The government’s breakdown of federal laws — better known as the U.S. Code — begins with definitions. The very first section of the very first chapter explains that the word insane shall include “every idiot, insane person and person non compos mentis.” The sixth section makes it clear that products of American fisheries shall not include any “fresh or frozen fish steaks” produced in a foreign country’s waters. Today, the Supreme Court struck down the seventh section, decreeing that the federal government’s definition of marriage is unconstitutional. So which definitions matter now? That’s both a legal and cultural question.
This is how the now out-of-favor definition has read since the Defense of Marriage Act became law in 1996:
In determining the meaning of any Act of Congress, or of any ruling, regulation, or interpretation of the various administrative bureaus and agencies of the United States, the word “marriage” means only a legal union between one man and one woman as husband and wife, and the word “spouse” refers only to a person of the opposite sex who is a husband or a wife.

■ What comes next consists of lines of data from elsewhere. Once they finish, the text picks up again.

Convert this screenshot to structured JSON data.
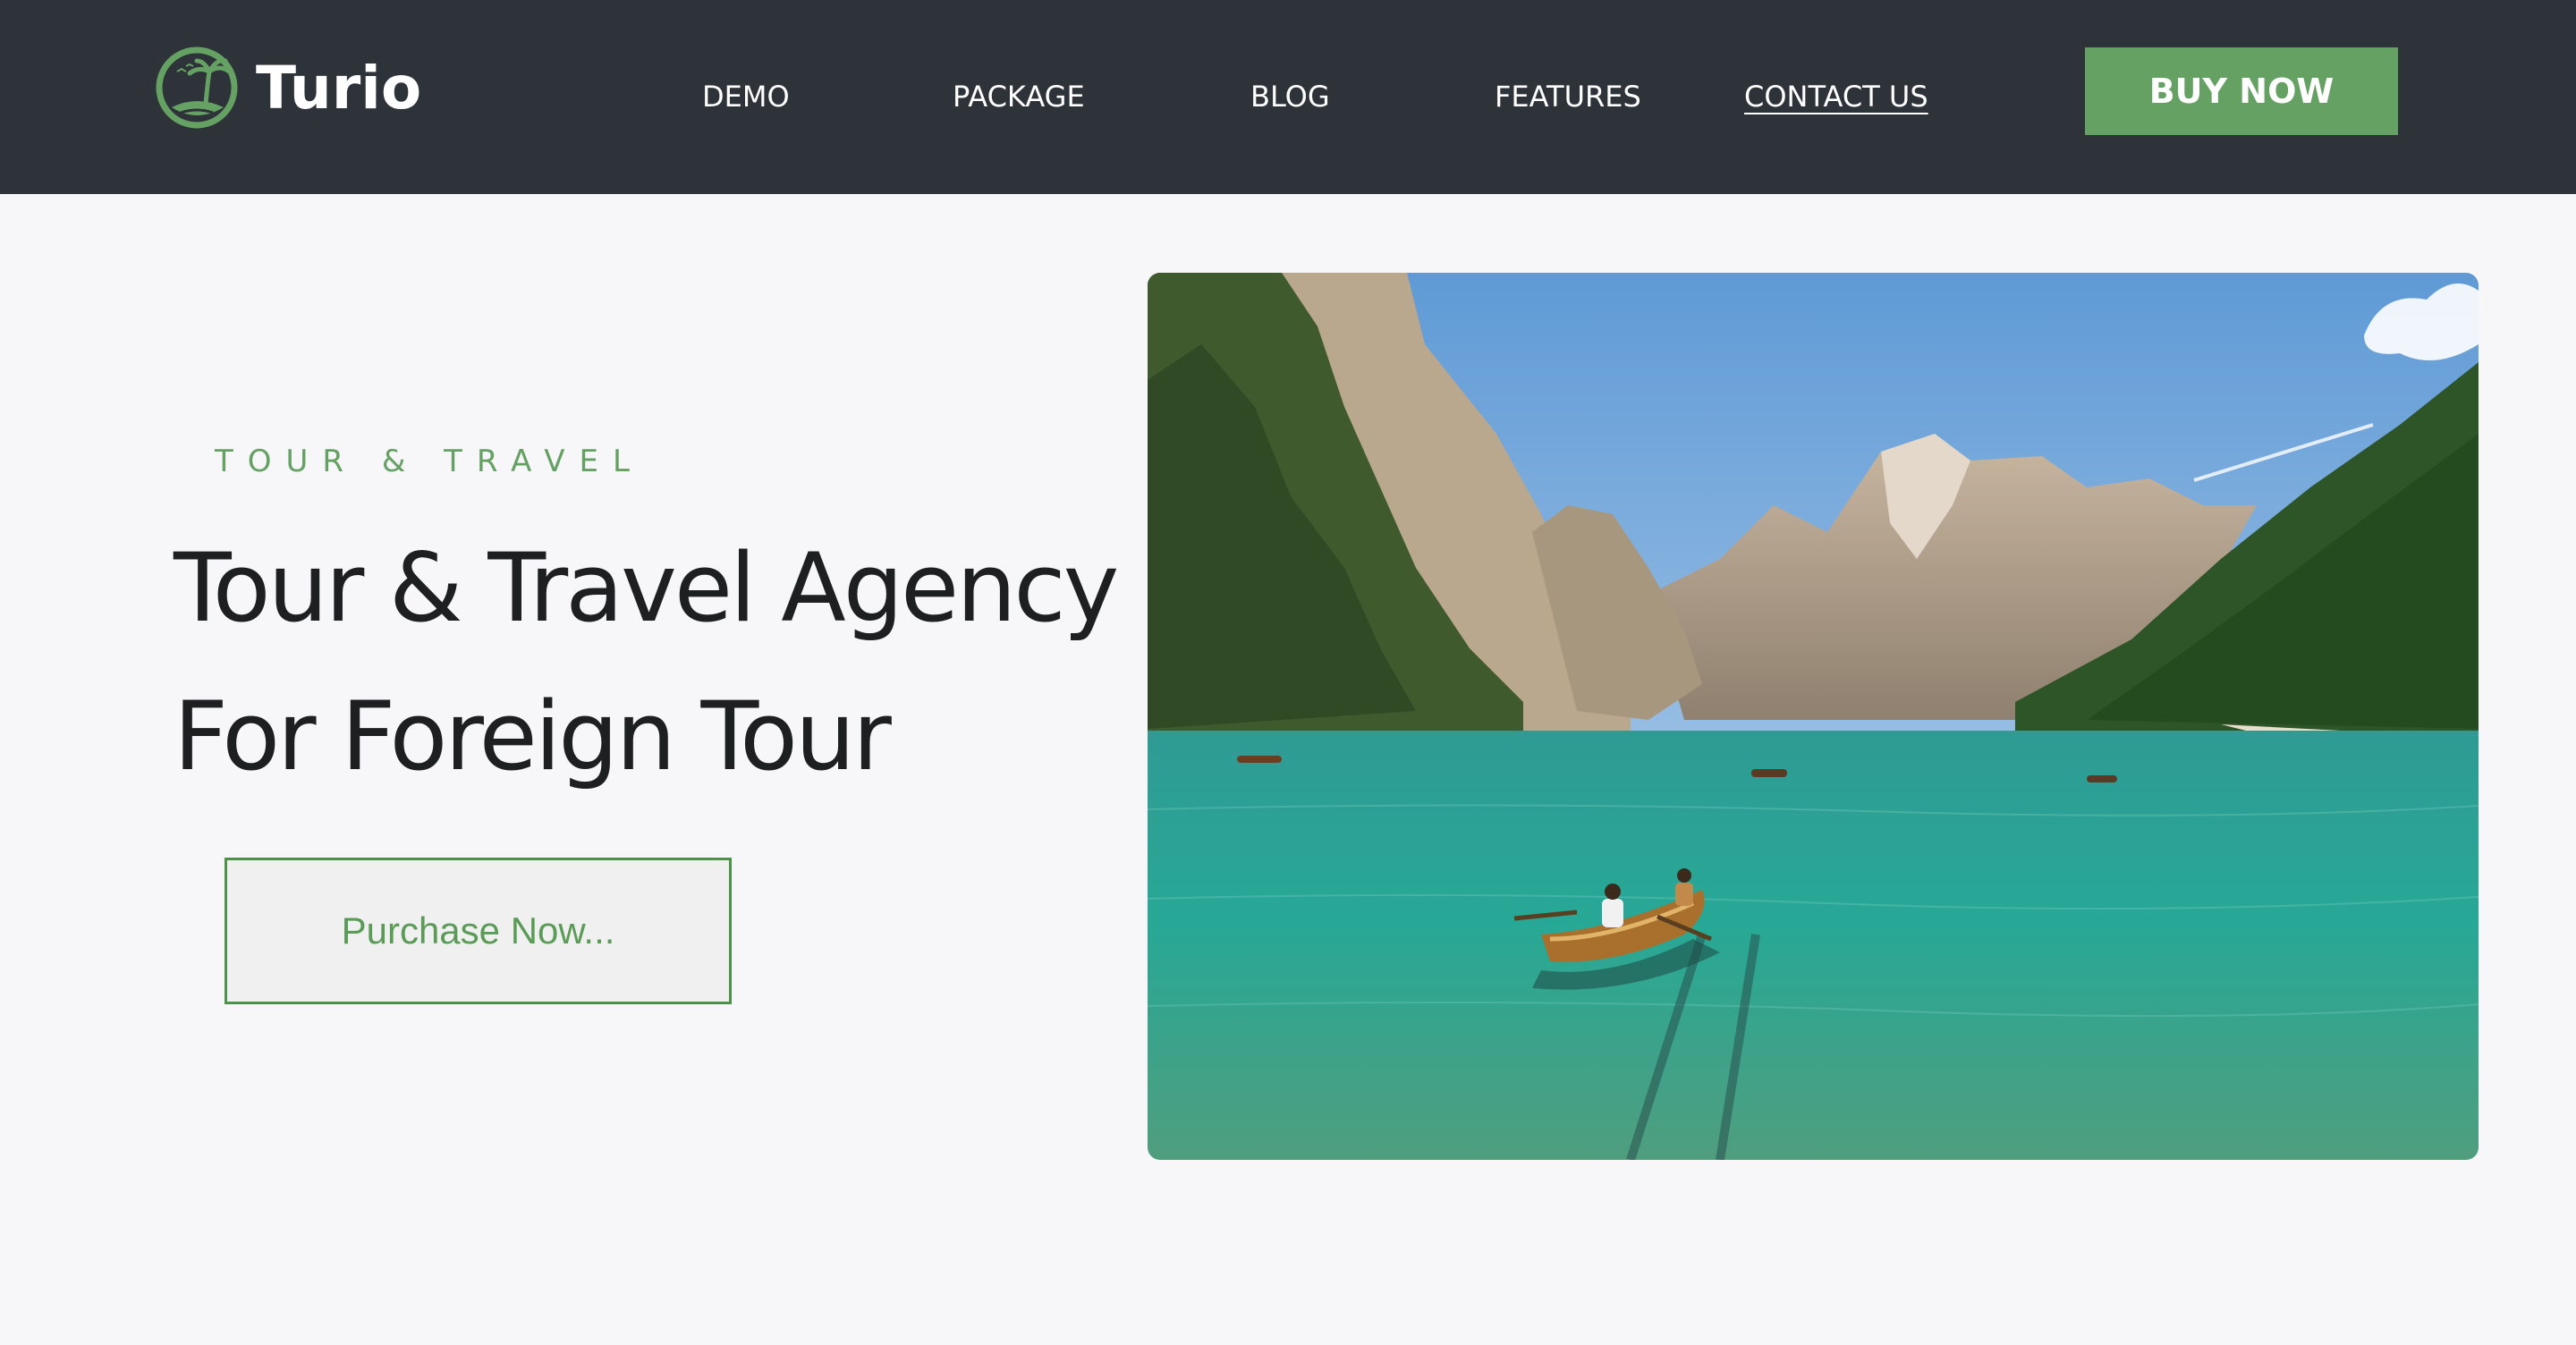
{
  "brand": {
    "name": "Turio",
    "logo_icon": "palm-island-icon"
  },
  "nav": {
    "items": [
      {
        "label": "DEMO",
        "active": false
      },
      {
        "label": "PACKAGE",
        "active": false
      },
      {
        "label": "BLOG",
        "active": false
      },
      {
        "label": "FEATURES",
        "active": false
      },
      {
        "label": "CONTACT US",
        "active": true
      }
    ],
    "cta_label": "BUY NOW"
  },
  "hero": {
    "eyebrow": "TOUR & TRAVEL",
    "headline_line1": "Tour & Travel Agency",
    "headline_line2": "For Foreign Tour",
    "button_label": "Purchase Now...",
    "image": "mountain-lake-rowboat-photo"
  },
  "colors": {
    "header_bg": "#2d3338",
    "accent": "#65a163",
    "page_bg": "#f7f7fa",
    "headline": "#1d1f21"
  }
}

That definition, Justice Anthony Kennedy points out in the Court’s majority opinion, has affected the execution of more than 1,000 federal laws for more than 16 years. Yet the majority argues that the federal government had little business defining that word in the first place. “By history and tradition the definition and regulation of marriage,” Kennedy writes, “has been treated as being within the authority and realm of the separate States.”
States’ definitions certainly matter; 36 define marriage as a union between a man and a woman by amendment or statute, using what the dissenting Justices call the “traditional definition.” The District of Columbia and 12 states that allow same-sex marriage do not use such restrictive language, of course. (Check out this map from the Pew Research Center to see how it all breaks down.) One remaining question is how those definitions are going to stack up against one another, should they come into conflict in the absence of a federal one. Dissenting, Justice Antonin Scalia provides a hypothetical:

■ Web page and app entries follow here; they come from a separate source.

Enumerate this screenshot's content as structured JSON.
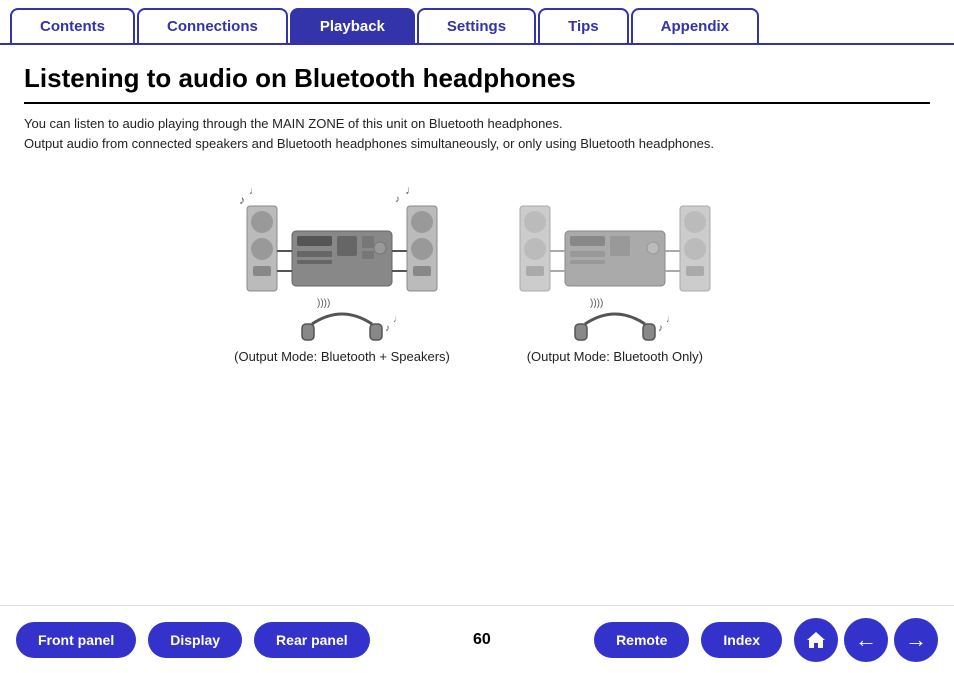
{
  "tabs": [
    {
      "id": "contents",
      "label": "Contents",
      "active": false
    },
    {
      "id": "connections",
      "label": "Connections",
      "active": false
    },
    {
      "id": "playback",
      "label": "Playback",
      "active": true
    },
    {
      "id": "settings",
      "label": "Settings",
      "active": false
    },
    {
      "id": "tips",
      "label": "Tips",
      "active": false
    },
    {
      "id": "appendix",
      "label": "Appendix",
      "active": false
    }
  ],
  "page": {
    "title": "Listening to audio on Bluetooth headphones",
    "description_line1": "You can listen to audio playing through the MAIN ZONE of this unit on Bluetooth headphones.",
    "description_line2": "Output audio from connected speakers and Bluetooth headphones simultaneously, or only using Bluetooth headphones."
  },
  "diagrams": [
    {
      "id": "diagram-left",
      "caption": "(Output Mode: Bluetooth + Speakers)"
    },
    {
      "id": "diagram-right",
      "caption": "(Output Mode: Bluetooth Only)"
    }
  ],
  "page_number": "60",
  "bottom_nav": {
    "front_panel": "Front panel",
    "display": "Display",
    "rear_panel": "Rear panel",
    "remote": "Remote",
    "index": "Index"
  }
}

Imagine a pair of women who marry in Albany and then move to Alabama, which does not “recognize as valid any marriage of parties of the same sex.” When the couple files their next federal tax return, may it be a joint one? Which State’s law controls, for federal-law purposes: their State of celebration (which recognizes the marriage) or their State of domicile (which does not)?
The bigger point is that, legally, today’s chapter in definitions is not the end of the story. Still, the plaintiffs celebrated the Court’s opinion as a linguistic triumph. Speaking by the Supreme Court after the decision came down, Paul Katami, one of the plaintiffs, said he was looking forward to using the words marriage and husband. “Those words do matter. They are important,” he said. “If they weren’t important we wouldn’t be standing here today.”
Those words are important in dictionary definitions, too. Granted, dictionaries don’t confer benefits or control estate taxes, but they are a fundamental history of English-speaking people. Lexicographers are sensitive to societal shifts, and they’ve handed the gay rights community triumphs before today—not because they’re political but because their job is to reflect how people are using words, and many Americans have started using marriage in a broader way. The American Heritage Dictionary updated their definition in 2009 to read as follows: “The legal union of a man and woman as husband and wife, and in some jurisdictions, between two persons of the same sex, usually entailing legal obligations of each person to the other.”
Other dictionaries, like Merriam-Webster in 2003, added a second sense: “the state of being united to a person of the same sex in a relationship like that of a traditional marriage.” Some gay rights supporters have taken offense at this tack. A Change.org petition that has 117,697 signatures as of this writing, accuses Dictionary.com of giving same-sex marriages the “brush off” in an additional “ blurb” and advocates for a single, orientation-neutral definition centered on “love and commitment.”
Though a second sense may feel second class, some dictionaries are limited by their own rules. References like Merriam-Webster are historical, meaning they order definitions as they have been used throughout history. That’s why the first definition of gay, for example, is still “happily excited” and “homosexual” is the fourth. If people in colonial times had used marriage to mean “the state of eating corn-on-the-cob” that would be at the top of the list.
Presumably gay rights supporters are too busy celebrating today to worry much about the nature of historically ordered dictionaries. Writing about the evolution of the word marriage, Justice Kennedy acknowledges how much the definition matters to people on all sides—and suggests that more inclusive language is a revelation, one that more states may have in coming years. “For marriage between a man and a woman no doubt had been thought of by most people as essential to the very definition of that term,” he writes. “That belief, for many who long have held it, became even more urgent, more cherished when challenged. For others, however, came the beginnings of a new perspective, a new insight.”
This is an edition of Wednesday Words, NewsFeed’s weekly feature on language. For the previous post, click here.